▶ **Task statement**
Leave every picture out, and write out the remaining entries exactly.

▶ **Given records**
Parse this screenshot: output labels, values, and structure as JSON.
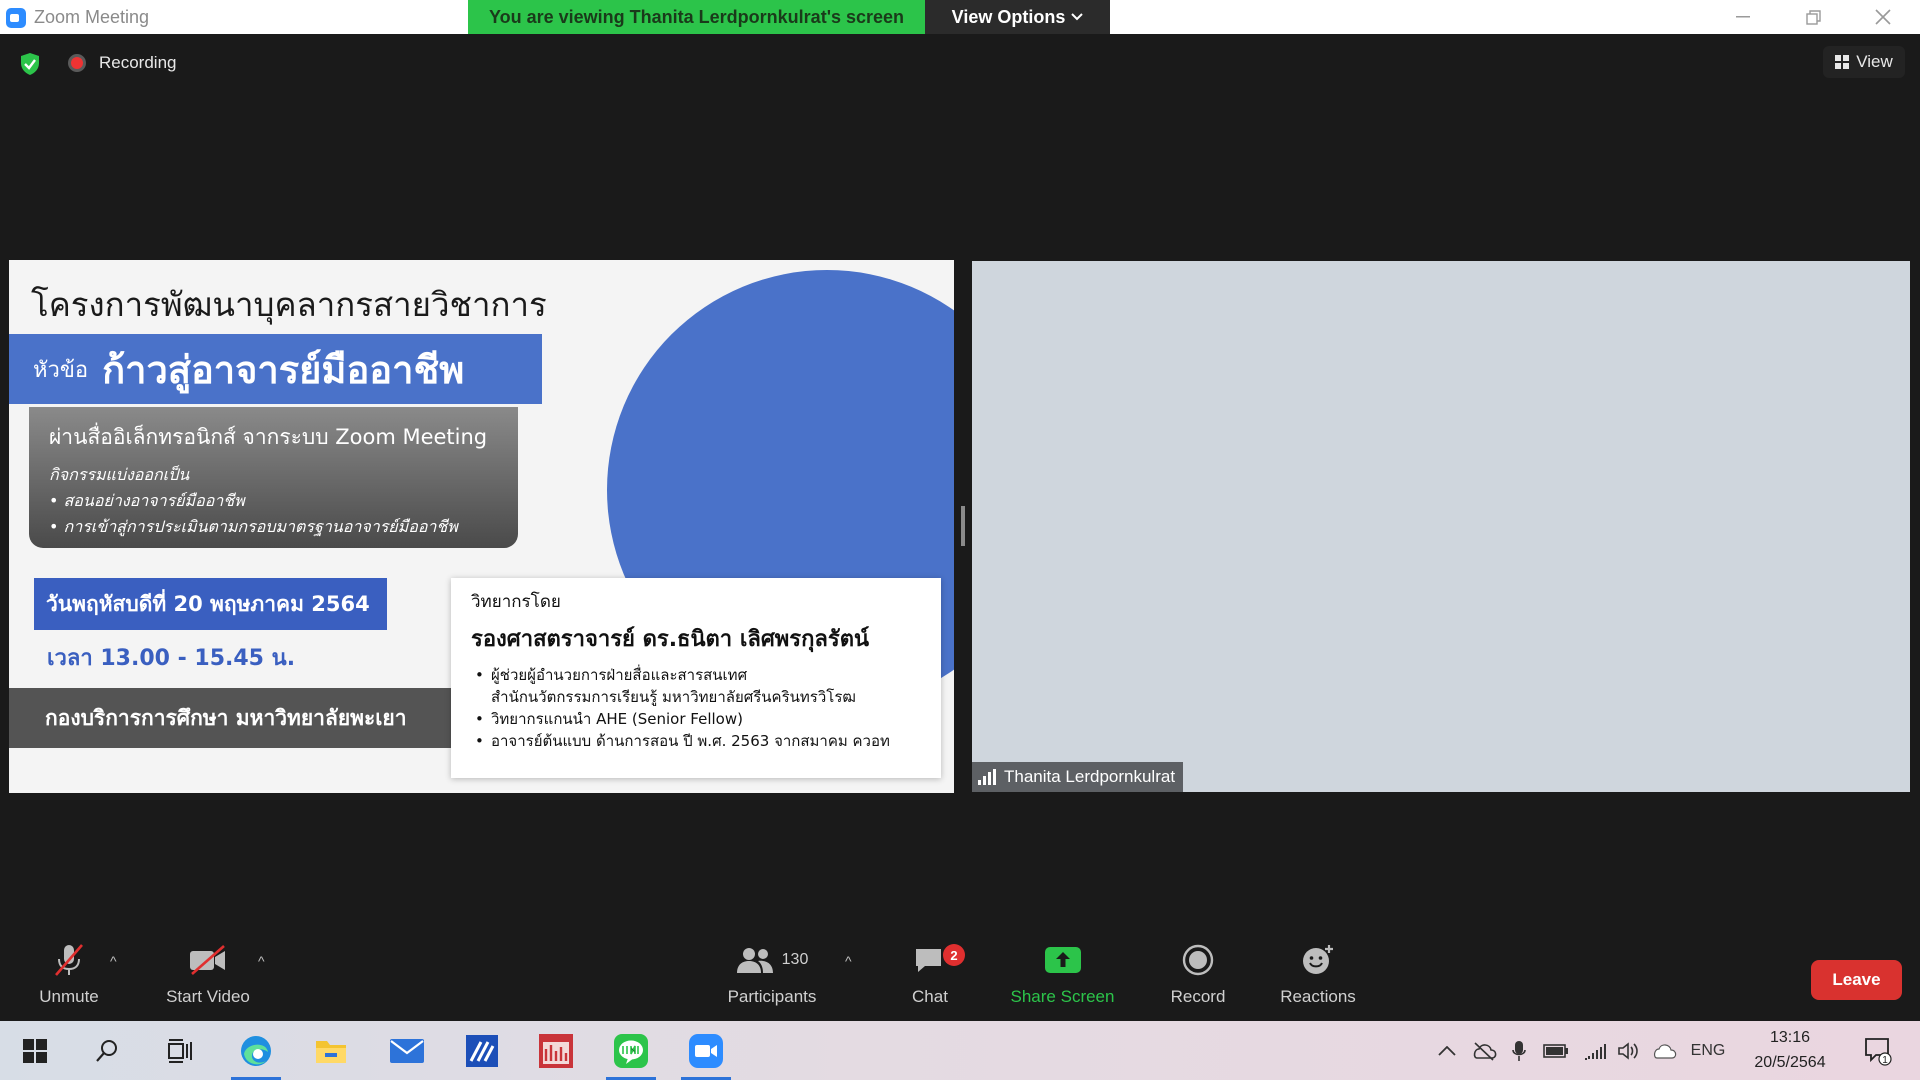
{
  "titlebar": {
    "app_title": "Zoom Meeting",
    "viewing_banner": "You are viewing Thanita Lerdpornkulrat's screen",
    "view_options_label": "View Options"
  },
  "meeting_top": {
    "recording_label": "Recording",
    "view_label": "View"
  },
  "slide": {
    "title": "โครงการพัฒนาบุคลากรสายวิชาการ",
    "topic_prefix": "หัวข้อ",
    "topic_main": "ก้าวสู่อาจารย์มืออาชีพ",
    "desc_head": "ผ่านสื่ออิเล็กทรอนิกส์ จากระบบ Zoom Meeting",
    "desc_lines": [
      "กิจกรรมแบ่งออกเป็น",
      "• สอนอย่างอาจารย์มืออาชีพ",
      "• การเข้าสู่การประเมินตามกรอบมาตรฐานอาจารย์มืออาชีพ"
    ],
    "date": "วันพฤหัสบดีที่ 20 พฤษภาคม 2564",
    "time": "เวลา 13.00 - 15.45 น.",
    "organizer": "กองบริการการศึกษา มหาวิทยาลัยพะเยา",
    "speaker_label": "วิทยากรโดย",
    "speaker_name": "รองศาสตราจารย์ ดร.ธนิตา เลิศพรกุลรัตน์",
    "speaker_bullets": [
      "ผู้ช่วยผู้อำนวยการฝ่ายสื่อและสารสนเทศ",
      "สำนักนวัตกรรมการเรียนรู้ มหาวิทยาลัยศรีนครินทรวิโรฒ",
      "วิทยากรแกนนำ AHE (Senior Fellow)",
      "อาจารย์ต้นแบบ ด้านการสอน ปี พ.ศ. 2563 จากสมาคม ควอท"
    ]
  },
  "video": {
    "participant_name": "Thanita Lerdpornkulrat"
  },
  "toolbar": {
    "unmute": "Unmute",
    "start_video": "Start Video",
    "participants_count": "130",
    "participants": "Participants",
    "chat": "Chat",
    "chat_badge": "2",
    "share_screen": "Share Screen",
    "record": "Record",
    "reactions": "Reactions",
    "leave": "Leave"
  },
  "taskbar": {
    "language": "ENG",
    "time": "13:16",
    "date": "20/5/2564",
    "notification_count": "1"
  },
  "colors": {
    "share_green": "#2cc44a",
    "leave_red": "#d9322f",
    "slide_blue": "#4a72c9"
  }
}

▶ **Exercise solution**
Parse this screenshot: output labels, values, and structure as JSON.
{
  "titlebar": {
    "app_title": "Zoom Meeting",
    "viewing_banner": "You are viewing Thanita Lerdpornkulrat's screen",
    "view_options_label": "View Options"
  },
  "meeting_top": {
    "recording_label": "Recording",
    "view_label": "View"
  },
  "slide": {
    "title": "โครงการพัฒนาบุคลากรสายวิชาการ",
    "topic_prefix": "หัวข้อ",
    "topic_main": "ก้าวสู่อาจารย์มืออาชีพ",
    "desc_head": "ผ่านสื่ออิเล็กทรอนิกส์ จากระบบ Zoom Meeting",
    "desc_lines": [
      "กิจกรรมแบ่งออกเป็น",
      "• สอนอย่างอาจารย์มืออาชีพ",
      "• การเข้าสู่การประเมินตามกรอบมาตรฐานอาจารย์มืออาชีพ"
    ],
    "date": "วันพฤหัสบดีที่ 20 พฤษภาคม 2564",
    "time": "เวลา 13.00 - 15.45 น.",
    "organizer": "กองบริการการศึกษา มหาวิทยาลัยพะเยา",
    "speaker_label": "วิทยากรโดย",
    "speaker_name": "รองศาสตราจารย์ ดร.ธนิตา เลิศพรกุลรัตน์",
    "speaker_bullets": [
      "ผู้ช่วยผู้อำนวยการฝ่ายสื่อและสารสนเทศ",
      "สำนักนวัตกรรมการเรียนรู้ มหาวิทยาลัยศรีนครินทรวิโรฒ",
      "วิทยากรแกนนำ AHE (Senior Fellow)",
      "อาจารย์ต้นแบบ ด้านการสอน ปี พ.ศ. 2563 จากสมาคม ควอท"
    ]
  },
  "video": {
    "participant_name": "Thanita Lerdpornkulrat"
  },
  "toolbar": {
    "unmute": "Unmute",
    "start_video": "Start Video",
    "participants_count": "130",
    "participants": "Participants",
    "chat": "Chat",
    "chat_badge": "2",
    "share_screen": "Share Screen",
    "record": "Record",
    "reactions": "Reactions",
    "leave": "Leave"
  },
  "taskbar": {
    "language": "ENG",
    "time": "13:16",
    "date": "20/5/2564",
    "notification_count": "1"
  },
  "colors": {
    "share_green": "#2cc44a",
    "leave_red": "#d9322f",
    "slide_blue": "#4a72c9"
  }
}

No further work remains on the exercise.